Tea Kettle

Small Tea Kettle

The art-deco style Revere Ware tea kettle (stainless steel body, copper bottom, and Bakelite handles) is an iconic part of the Revere Ware line and has been around since the early days of Revere Ware; the earliest evidence we have is from an ad from 1949 that shows the tea kettle as part of the Revere Ware line.

Revere Ware (aka World Kitchen) still produces tea kettles that are much the same as they were back in the vintage days. This is one piece we feel is worth buying new as the quality isn't much different than it used to be. They may not last quite as long (leaking between the stainless body and copper bottom occurs sometimes) but they aren't expensive at just over $20. The main difference is appears to be the thickness of material used. Because you are only heating water in a kettle, the thickness of the copper bottom doesn't matter that much; the copper is more decorative than useful.

Here are instructions for the tea kettle from World Kitchen's tea kettle product page on Amazon.com:

CARE AND USE

  • All Revere cookware can be used on gas and electric coil ranges.
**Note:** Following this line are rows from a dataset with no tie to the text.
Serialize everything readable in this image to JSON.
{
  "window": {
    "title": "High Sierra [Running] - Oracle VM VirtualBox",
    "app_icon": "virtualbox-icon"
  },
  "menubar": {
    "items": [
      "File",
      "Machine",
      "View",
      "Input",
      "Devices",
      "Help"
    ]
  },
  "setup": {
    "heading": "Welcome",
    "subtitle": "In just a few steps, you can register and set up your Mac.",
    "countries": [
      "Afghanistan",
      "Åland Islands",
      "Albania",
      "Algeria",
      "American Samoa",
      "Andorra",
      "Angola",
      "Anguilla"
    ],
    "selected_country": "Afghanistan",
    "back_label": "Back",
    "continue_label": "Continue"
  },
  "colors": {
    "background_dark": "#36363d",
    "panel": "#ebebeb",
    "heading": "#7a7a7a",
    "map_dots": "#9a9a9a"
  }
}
Tri-Ply / Encapsulated cookware can also be used on most smooth-top ranges. Consult the owner's manual of your range for recommended cookware.
  • BEFORE USING FOR THE FIRST TIME: Wash cookware thoroughly with hot, soapy water. Rinse and dry.
  • Oven Use: REVERE cookware can be used in a preheated oven. Phenolic handles and knobs can be used in oven up to 350 degrees F or 175 degrees C. DO NOT put in oven when self-cleaning cycle is operating.
  • Clean regularly. Clean lime or mineral deposits by combining equal amounts of water and vinegar in the tea kettle, bring to boil and simmer for 10 minutes. Rinse well. Repeat if necessary.

Grease Stains

Because most people leave their kettles on the stove, it is very common for them to pick up grease splatter from everyday cooking. The grease gets cooked on as you repeatedly heat the kettle and can be hard to get off.

The first thing to try is Bar Keepers Friend, which is very good at removing baked on grease.  If this doesn't work, fill the pan with water and bring to a boil. While the pan is still hot, apply some copper polish or Bar Keepers Friend to the grease stains and scrub them. If you can do this while leaving the water in the pan, pot, or tea kettle, you will get better results. If you can’t, work the grease stains quickly while the pan is hot and repeat the process until the stains are gone. The heat loosens the grease and allows it to come off with very little work.

kettle before

Kettle before

kettle after

Kettle after

Hard Water Deposits in Tea Kettles

This is a very common occurrence with a simple remedy.  To clean simply combine equal amounts of vinegar and water in the tea kettle and simmer for 10 minutes or so until the hard water deposits flake off.  You may need to repeat this treatment.  You can also try simply filling your kettle with a 50/50 vinegar/water mixture and letting it stand overnight.